TASK BRIEF:
Below are the records; count how many of their lines hold the string "Despejado" and give the number alone.

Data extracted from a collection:
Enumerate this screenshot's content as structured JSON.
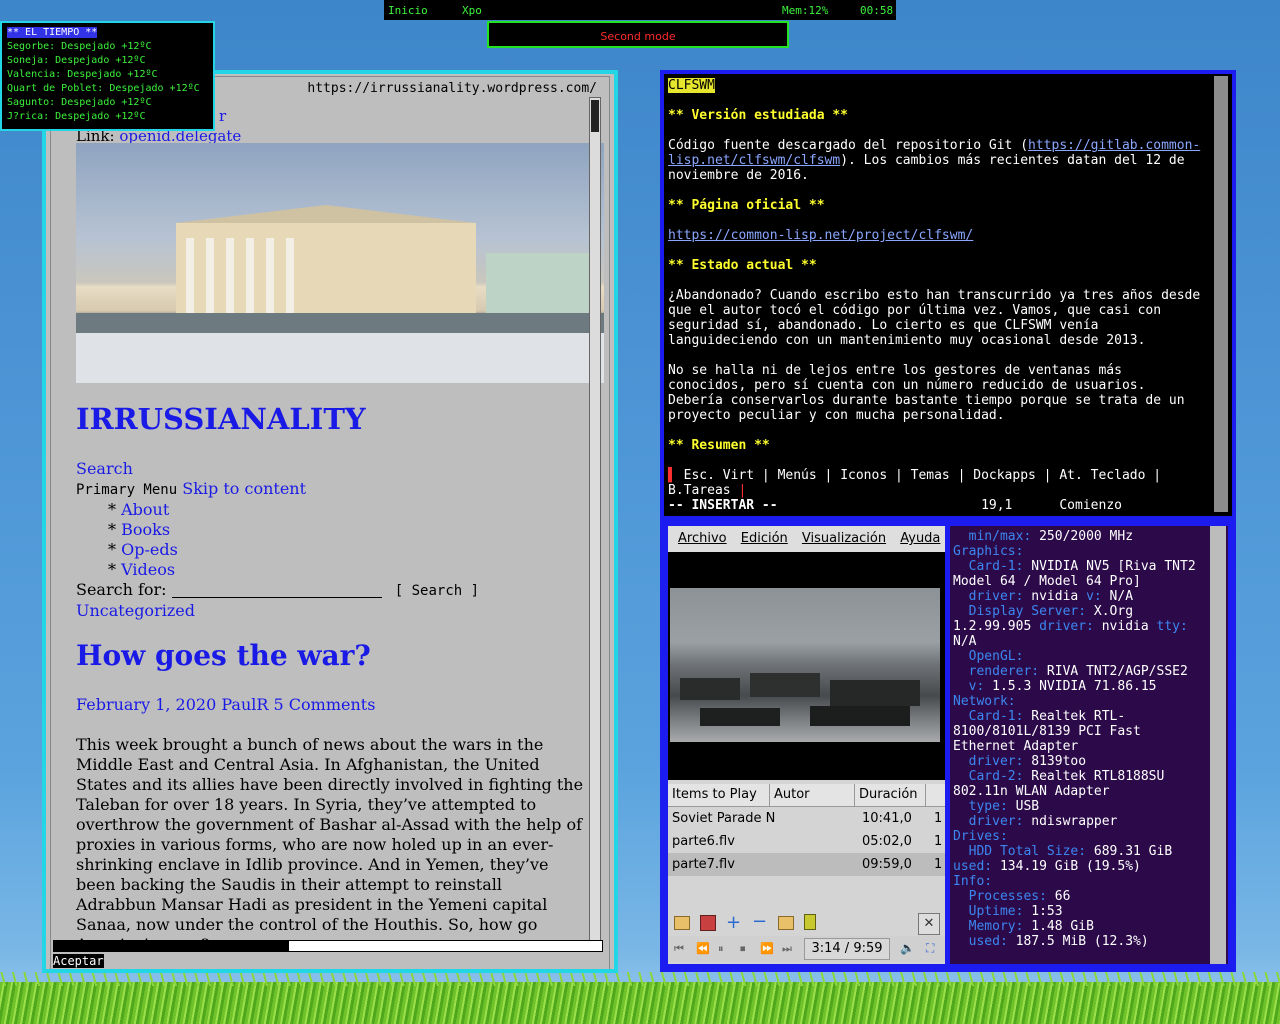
{
  "topbar": {
    "inicio": "Inicio",
    "xpo": "Xpo",
    "mem": "Mem:12%",
    "time": "00:58"
  },
  "mode": "Second mode",
  "weather": {
    "title": "** EL TIEMPO **",
    "lines": [
      "Segorbe: Despejado  +12ºC",
      "Soneja: Despejado  +12ºC",
      "Valencia: Despejado  +12ºC",
      "Quart de Poblet: Despejado  +12ºC",
      "Sagunto: Despejado  +12ºC",
      "J?rica: Despejado  +12ºC"
    ]
  },
  "browser": {
    "url": "https://irrussianality.wordpress.com/",
    "hidden_line1_tail": "r",
    "link_label": "Link:",
    "link_value": "openid.delegate",
    "site_title": "IRRUSSIANALITY",
    "search": "Search",
    "primary_menu": "Primary Menu",
    "skip": "Skip to content",
    "menu": [
      "About",
      "Books",
      "Op-eds",
      "Videos"
    ],
    "search_for": "Search for:",
    "search_button": "[ Search ]",
    "category": "Uncategorized",
    "post_title": "How goes the war?",
    "post_meta": "February 1, 2020 PaulR 5 Comments",
    "post_body": "This week brought a bunch of news about the wars in the Middle East and Central Asia. In Afghanistan, the United States and its allies have been directly involved in fighting the Taleban for over 18 years. In Syria, they’ve attempted to overthrow the government of Bashar al-Assad with the help of proxies in various forms, who are now holed up in an ever-shrinking enclave in Idlib province. And in Yemen, they’ve been backing the Saudis in their attempt to reinstall Adrabbun Mansar Hadi as president in the Yemeni capital Sanaa, now under the control of the Houthis. So, how go America’s wars?",
    "status": "Aceptar"
  },
  "editor": {
    "tag": "CLFSWM",
    "h1": "** Versión estudiada **",
    "p1a": "Código fuente descargado del repositorio Git (",
    "p1link": "https://gitlab.common-lisp.net/clfswm/clfswm",
    "p1b": "). Los cambios más recientes datan del 12 de noviembre de 2016.",
    "h2": "** Página oficial **",
    "p2link": "https://common-lisp.net/project/clfswm/",
    "h3": "** Estado actual **",
    "p3": "¿Abandonado? Cuando escribo esto han transcurrido ya tres años desde que el autor tocó el código por última vez. Vamos, que casi con seguridad sí, abandonado. Lo cierto es que CLFSWM venía languideciendo con un mantenimiento muy ocasional desde 2013.",
    "p4": "No se halla ni de lejos entre los gestores de ventanas más conocidos, pero sí cuenta con un número reducido de usuarios. Debería conservarlos durante bastante tiempo porque se trata de un proyecto peculiar y con mucha personalidad.",
    "h4": "** Resumen **",
    "tabs": " Esc. Virt | Menús | Iconos | Temas | Dockapps | At. Teclado | B.Tareas ",
    "mode": "-- INSERTAR --",
    "pos": "19,1",
    "where": "Comienzo"
  },
  "player": {
    "menu": [
      "Archivo",
      "Edición",
      "Visualización",
      "Ayuda"
    ],
    "headers": [
      "Items to Play",
      "Autor",
      "Duración"
    ],
    "rows": [
      {
        "title": "Soviet Parade N",
        "dur": "10:41,0",
        "n": "1"
      },
      {
        "title": "parte6.flv",
        "dur": "05:02,0",
        "n": "1"
      },
      {
        "title": "parte7.flv",
        "dur": "09:59,0",
        "n": "1"
      }
    ],
    "current": "3:14 /",
    "total": "9:59"
  },
  "sysinfo": [
    {
      "k": "  min/max:",
      "v": " 250/2000 MHz"
    },
    {
      "k": "Graphics:",
      "v": ""
    },
    {
      "k": "  Card-1:",
      "v": " NVIDIA NV5 [Riva TNT2 Model 64 / Model 64 Pro]"
    },
    {
      "k": "  driver:",
      "v": " nvidia "
    },
    {
      "k": "v:",
      "v": " N/A"
    },
    {
      "k": "  Display Server:",
      "v": " X.Org 1.2.99.905 "
    },
    {
      "k": "driver:",
      "v": " nvidia "
    },
    {
      "k": "tty:",
      "v": " N/A"
    },
    {
      "k": "  OpenGL:",
      "v": ""
    },
    {
      "k": "  renderer:",
      "v": " RIVA TNT2/AGP/SSE2"
    },
    {
      "k": "  v:",
      "v": " 1.5.3 NVIDIA 71.86.15"
    },
    {
      "k": "Network:",
      "v": ""
    },
    {
      "k": "  Card-1:",
      "v": " Realtek RTL-8100/8101L/8139 PCI Fast Ethernet Adapter"
    },
    {
      "k": "  driver:",
      "v": " 8139too"
    },
    {
      "k": "  Card-2:",
      "v": " Realtek RTL8188SU 802.11n WLAN Adapter"
    },
    {
      "k": "  type:",
      "v": " USB"
    },
    {
      "k": "  driver:",
      "v": " ndiswrapper"
    },
    {
      "k": "Drives:",
      "v": ""
    },
    {
      "k": "  HDD Total Size:",
      "v": " 689.31 GiB "
    },
    {
      "k": "used:",
      "v": " 134.19 GiB (19.5%)"
    },
    {
      "k": "Info:",
      "v": ""
    },
    {
      "k": "  Processes:",
      "v": " 66"
    },
    {
      "k": "  Uptime:",
      "v": " 1:53"
    },
    {
      "k": "  Memory:",
      "v": " 1.48 GiB"
    },
    {
      "k": "  used:",
      "v": " 187.5 MiB (12.3%)"
    }
  ],
  "colors": {
    "frame_cyan": "#22d6e6",
    "frame_blue": "#1c1cf0",
    "green": "#3cf23c",
    "link": "#1a1ae6",
    "heading": "#ffff2e",
    "sys_bg": "#2c0a4a",
    "sys_key": "#3c86f0"
  }
}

ANSWER BOX:
6